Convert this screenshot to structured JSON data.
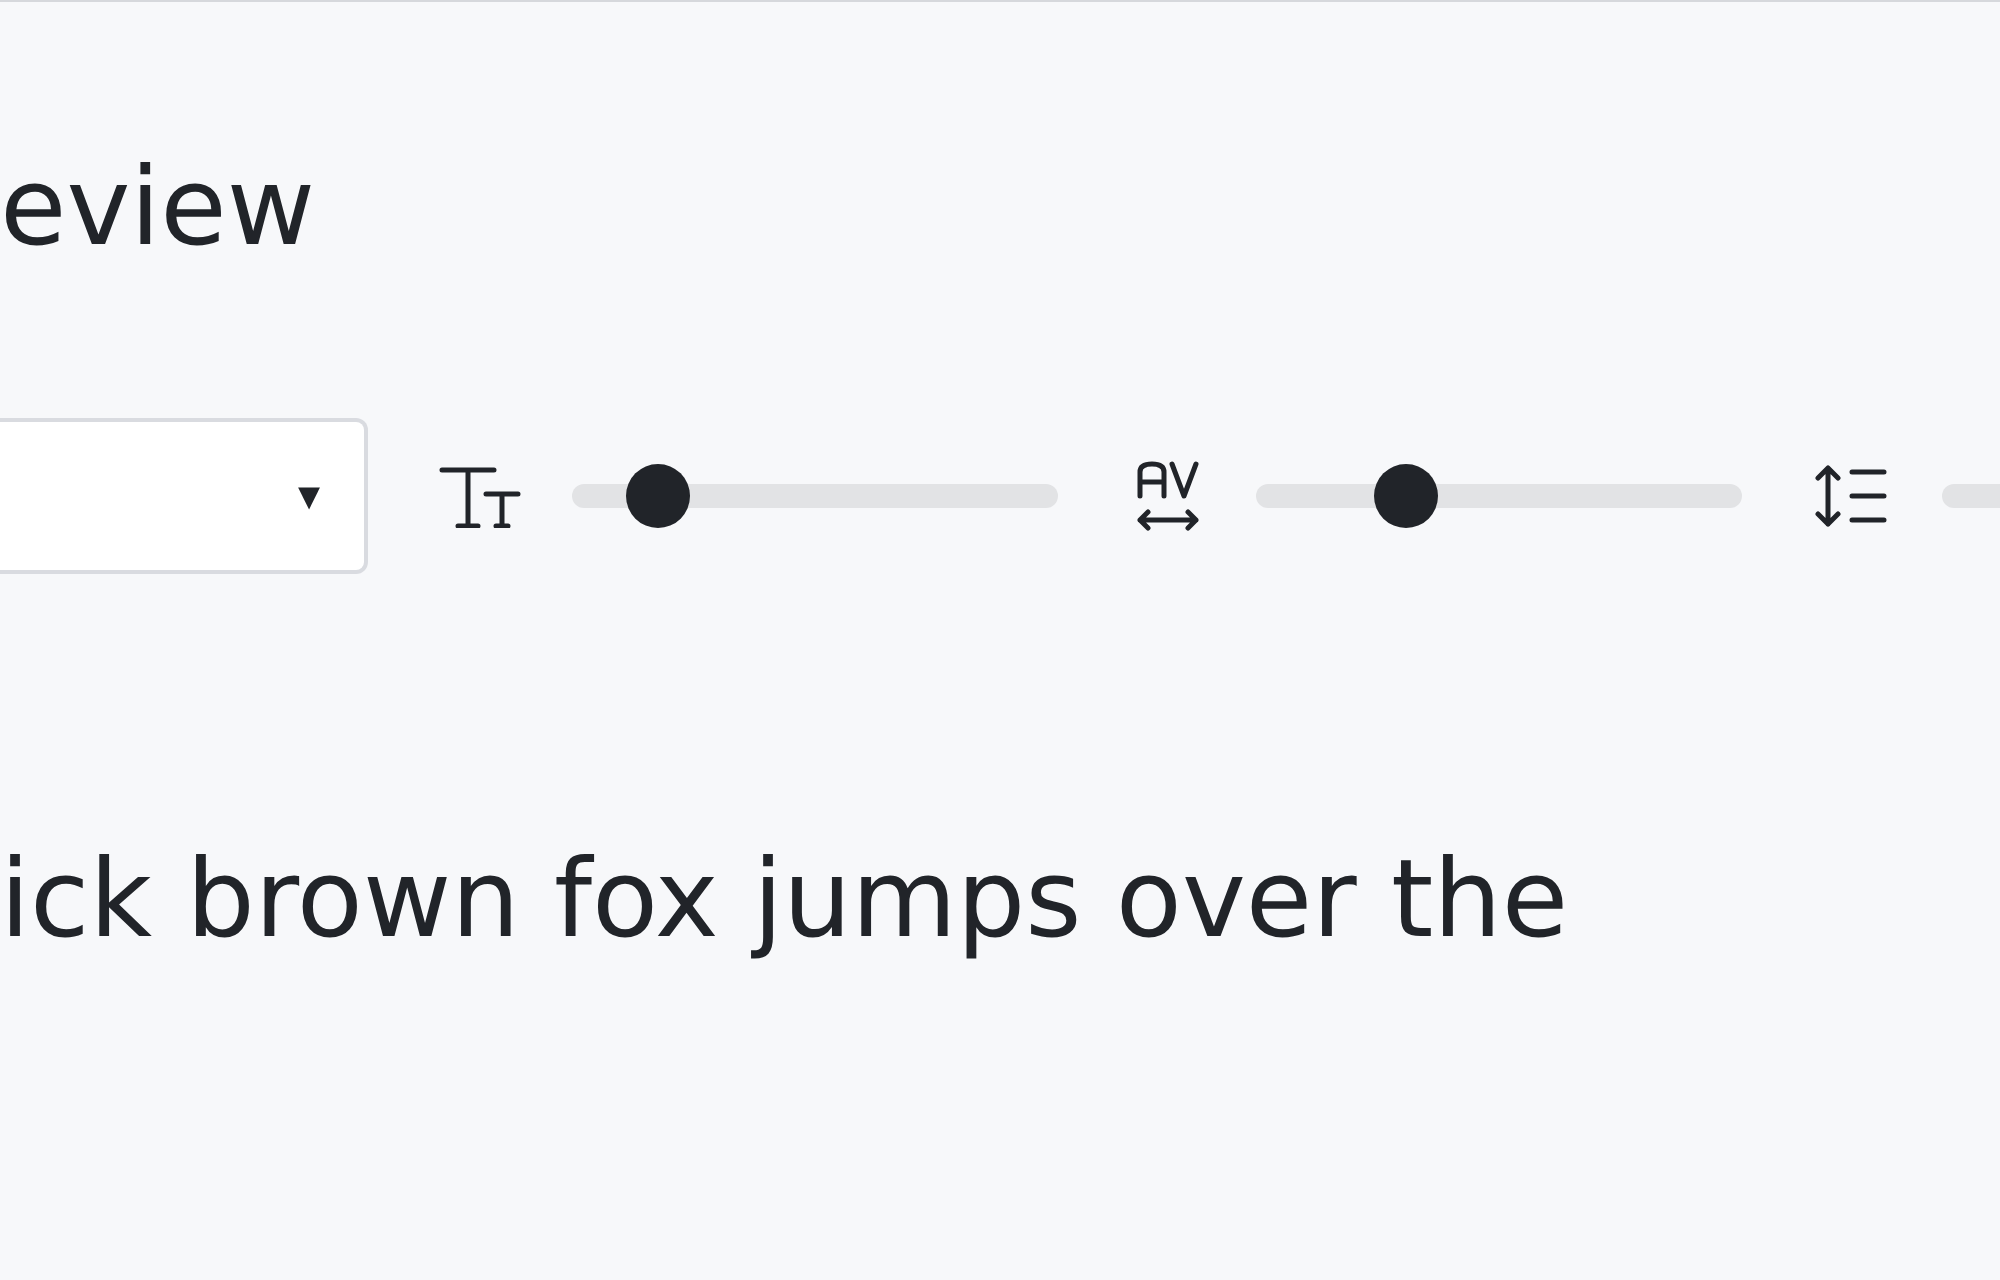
{
  "title": "eview",
  "controls": {
    "font_select": {
      "caret": "▾"
    },
    "sliders": [
      {
        "kind": "size",
        "level": 0.13
      },
      {
        "kind": "spacing",
        "level": 0.28
      },
      {
        "kind": "line-height"
      }
    ]
  },
  "preview_text": "ick brown fox jumps over the"
}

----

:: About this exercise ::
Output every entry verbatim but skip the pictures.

:: Expected output ::
Convert this screenshot to structured JSON data.
{
  "title": "eview",
  "controls": {
    "font_select": {
      "caret": "▾"
    },
    "sliders": [
      {
        "kind": "size",
        "level": 0.13
      },
      {
        "kind": "spacing",
        "level": 0.28
      },
      {
        "kind": "line-height"
      }
    ]
  },
  "preview_text": "ick brown fox jumps over the"
}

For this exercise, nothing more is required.